8. The Monkees – “Last Train To Clarksville”
It’s probably the chiming guitar riff and Beatles-like vocal harmonies that gave it so much appeal because a lot of people thought this was a Beatles track from the first time they heard it. Are you guilty of that too? In fact, it’s often compared to the Fab Four’s 1966 hit ‘Paperback Writer.’ The song is about a man calling his girl so he can meet her at the train station in Clarksville prior to his departure. The Vietnam War was going on at the time and there were some rumors that the guy’s a soldier about to leave for the war zone. Songwriter Bobby Hart denied it, however. He said, “We were just looking for a name that sounded good. There’s a little town in northern Arizona I used to go through in the summer on the way to Oak Creek Canyon called Clarksdale. We were throwing out names, and when we got to Clarksdale, we thought Clarksville sounded even better. We didn’t know it at the time, [but] there is an Army base near the town of Clarksville, Tennessee — which would have fit the bill fine for the story line. We couldn’t be too direct with The Monkees. We couldn’t really make a protest song out of it — we kind of snuck it in.”
9. Simon and Garfunkel – “I Am A Rock”
Originally recorded by Paul Simon alone in 1965, the folk rock duo then re-recorded it later that year and included in their Sounds of Silence album. The song is all about emotional detachment and isolation as evidenced by the lines: “I’ve built walls / A fortress, steep and mighty / That none may penetrate.” Although the initial release didn’t enjoy a commercial success, the Simon and Garfunkel version peaked at number 3 on the Billboard Hot 100 chart. The message is powerful and profound – it will easily hit you right in the feels. The initial official recording only became available in the US in 1981 because according to the liner notes, Paul Simon said: “This L.P. contains twelve of the songs that I have written over the past two years. There are some here that I would not write today. I don’t believe in them as I once did. I have included them because they played an important role in the transition. It is discomforting, almost painful, to look back over something someone else created and realize that someone else was you.

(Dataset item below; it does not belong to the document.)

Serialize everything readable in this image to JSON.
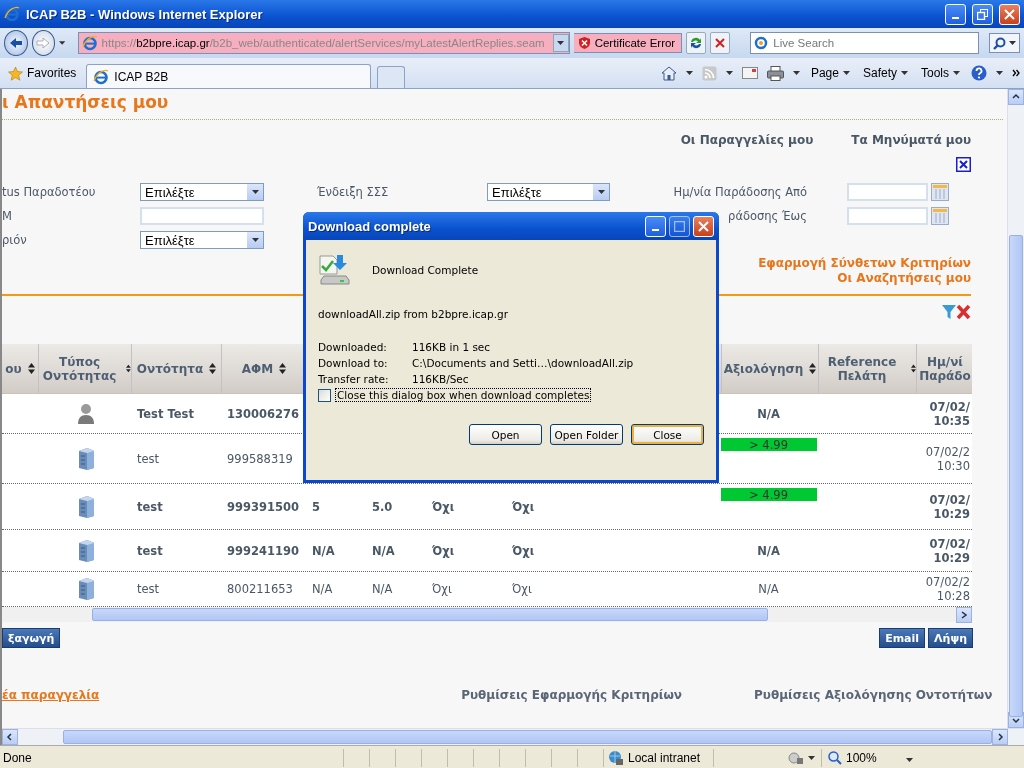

I am not ashamed of where I’ve been and what I’ve thought. It’s just not me anymore. It is perfectly clear to me that the songs I write today will not be mine tomorrow. I don’t regret the loss.”
10. The Mamas & The Papas – “Monday, Monday”
More than 50 years ago, folk rock group The Mamas and The Papas released their only number-one hit on the U.S. Billboard Hot 100 chart. John Phillipes, who wrote the song, finished it in only 20 minutes. It’s so cool and fun! Don’t you wish we could go back to the time when we had this kind of music? This track just brings so many good memories – one of the best harmonies ever too! Suddenly, Mondays don’t seem so bad now. The female vocal performance is hands-down perfect – it’s effortless, raw and pure. Mama Cass slayed it! And you can tell she’s enjoying it way too much – her energy and enthusiasm are so contagious. If only we can be just as pumped up as her for Monday! We’re gonna have to listen to this whenever we get the blues (or just need to survive) on the first day of the week. Lol!